Apparently, Zimbabweans are seized with decrying constitutional amendments, pushed by ZANU PF. Especially the one giving more powers to the President. However, nothing is as crucial as the cybersecurity law. The judiciary capture is, actually, less effective when compared to muzzling the media.
The supreme presidential powers are validated by the media. Presidential powers cannot prejudice ordinary people, as long as the media is given free space. If granted full powers at his disposal, except muzzling the media, a dictatorial President becomes uncomfortable.
Only an honest dictator would grant free media space. But, where can one find honest dictators, with good intentions? Perhaps, Paul Kagame of Rwanda, might be one, representing such few exceptions, as justifying dictatorial behavior?
Good governance starts with free media. Opposition parties can scream and wail, complaining about unlimited presidential powers. But without liberating the media, that would be wasting time. Even with lesser powers, but curbing the media, the effects of dictatorship remain.
Currently, social media seems as doing well. True, there are falsehoods, churned out in social media. Such falsehoods can be punishable, even without having crafted special laws. Nevertheless, a man with a clean conscience cannot, necessarily, be hurt by falsehoods. The entire state media should not be owned by the government. Information should be crude, but as ethical as possible.
Like other folks, publishers should be allowed to support political parties of their choice, as long as maintaining ethical conduct. The existence of multiple, but legally instituted media channels can provide true freedom. Profits should not be determined by unethical conduct, but by ethical conduct. This can be achievable when embracing the dream of humanity.
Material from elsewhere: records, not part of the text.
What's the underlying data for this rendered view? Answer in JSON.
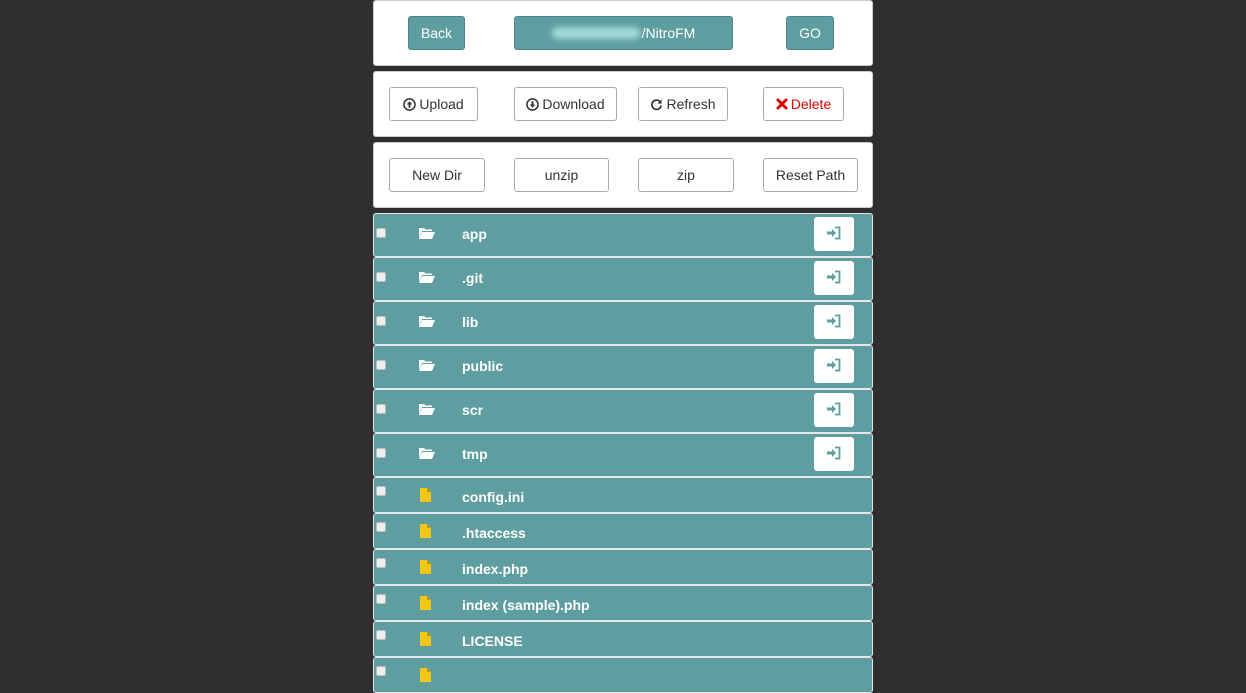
{
  "nav": {
    "back_label": "Back",
    "path_value": "/NitroFM",
    "go_label": "GO"
  },
  "toolbar": {
    "upload_label": "Upload",
    "download_label": "Download",
    "refresh_label": "Refresh",
    "delete_label": "Delete"
  },
  "actions": {
    "newdir_label": "New Dir",
    "unzip_label": "unzip",
    "zip_label": "zip",
    "resetpath_label": "Reset Path"
  },
  "folders": [
    {
      "name": "app",
      "icon": "folder-open-icon"
    },
    {
      "name": ".git",
      "icon": "folder-open-icon"
    },
    {
      "name": "lib",
      "icon": "folder-open-icon"
    },
    {
      "name": "public",
      "icon": "folder-open-icon"
    },
    {
      "name": "scr",
      "icon": "folder-open-icon"
    },
    {
      "name": "tmp",
      "icon": "folder-open-icon"
    }
  ],
  "files": [
    {
      "name": "config.ini",
      "icon": "file-icon"
    },
    {
      "name": ".htaccess",
      "icon": "file-icon"
    },
    {
      "name": "index.php",
      "icon": "file-icon"
    },
    {
      "name": "index (sample).php",
      "icon": "file-icon"
    },
    {
      "name": "LICENSE",
      "icon": "file-icon"
    },
    {
      "name": "",
      "icon": "file-icon"
    }
  ],
  "colors": {
    "background": "#2f2f2f",
    "accent": "#5f9ea0",
    "file_icon": "#f5c518",
    "delete": "#dd0000"
  }
}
Individual Zimbabweans should be independent, but appreciating their impact on other people. This is just as the livingness of other people impacts on that individual. The principle of one-man-one-vote works well when each person respects himself. The principle starts with appreciating being more valuable than money.
Many poor mothers wrongly assume that good parenting implies spoiling children with good gifts. There cannot be better mothers than those teaching their children good principles, like serving other people. Such opportunities could come, even when employed by other people, as housekeepers.
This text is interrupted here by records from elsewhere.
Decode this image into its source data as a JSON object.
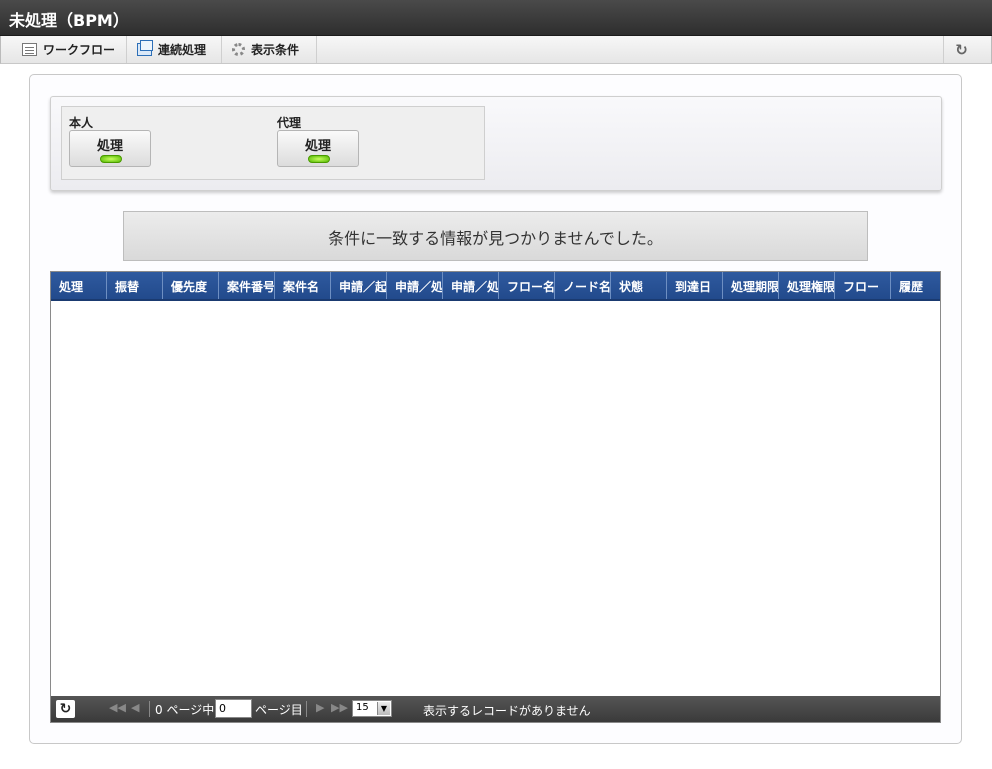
{
  "window": {
    "title": "未処理（BPM）"
  },
  "toolbar": {
    "workflow_label": "ワークフロー",
    "continuous_label": "連続処理",
    "display_condition_label": "表示条件",
    "refresh_symbol": "↻"
  },
  "filter": {
    "self": {
      "label": "本人",
      "button": "処理"
    },
    "proxy": {
      "label": "代理",
      "button": "処理"
    }
  },
  "message": "条件に一致する情報が見つかりませんでした。",
  "grid": {
    "columns": [
      "処理",
      "振替",
      "優先度",
      "案件番号",
      "案件名",
      "申請／起",
      "申請／処",
      "申請／処",
      "フロー名",
      "ノード名",
      "状態",
      "到達日",
      "処理期限",
      "処理権限",
      "フロー",
      "履歴"
    ],
    "rows": []
  },
  "pager": {
    "refresh_symbol": "↻",
    "first": "◀◀",
    "prev": "◀",
    "next": "▶",
    "last": "▶▶",
    "page_prefix": "0 ページ中",
    "page_value": "0",
    "page_suffix": "ページ目",
    "page_size": "15",
    "no_records": "表示するレコードがありません"
  }
}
The most important thing is to serve in whatever is considered good. As commensurate with the person’s own resources and background. This is a mindset that first needs to be ingrained in the minds of media practitioners. Journalists should be viewed as public educators.
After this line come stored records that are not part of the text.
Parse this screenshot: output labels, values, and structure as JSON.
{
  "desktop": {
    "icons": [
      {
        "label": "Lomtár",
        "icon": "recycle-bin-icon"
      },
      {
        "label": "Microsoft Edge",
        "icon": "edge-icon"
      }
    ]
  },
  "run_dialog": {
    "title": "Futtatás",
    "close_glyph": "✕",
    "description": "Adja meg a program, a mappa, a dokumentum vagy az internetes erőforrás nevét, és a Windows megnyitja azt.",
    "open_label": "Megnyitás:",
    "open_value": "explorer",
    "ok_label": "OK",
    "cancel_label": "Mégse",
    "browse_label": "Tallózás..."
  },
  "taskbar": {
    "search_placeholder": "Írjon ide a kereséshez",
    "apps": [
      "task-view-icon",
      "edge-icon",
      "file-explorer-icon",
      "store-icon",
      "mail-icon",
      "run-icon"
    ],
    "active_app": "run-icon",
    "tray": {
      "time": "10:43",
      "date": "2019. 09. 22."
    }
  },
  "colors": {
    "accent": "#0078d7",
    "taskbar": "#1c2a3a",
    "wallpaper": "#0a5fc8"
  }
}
It is shameful when those gifted writers get so corrupted as to be used in publishing propaganda. Zimbabwe has become a laughing stock, the world over. But everything starts with media practitioners. Accumulation of wealth cannot be more valuable than developing one’s nation through responsible news coverage.
While many people blame the courts for the deterioration of justice delivery, everything starts with information dissemination. Those judges can be guided through truthful information from the media. The courts are susceptible to err when provided with untruthful information, churned from the corrupt media.
Andrew Masuku is the author of Dimensions of a New Civilization, laying down standards for uplifting Zimbabwe from the current state of economic depression into a model for other nations worldwide. A decaying tree provides an opportunity for a blossoming sprout. Written from a Christian perspective, the book is a product of inspiration, bringing relief to those having witnessed the strings of unworkable solutions––leading to the current economic and social decay. In a simple conversational tone, most Zimbabweans should find the book as a long-awaited providential oasis of hope. accolade
The Print copy is now available at Amazon.com for $13.99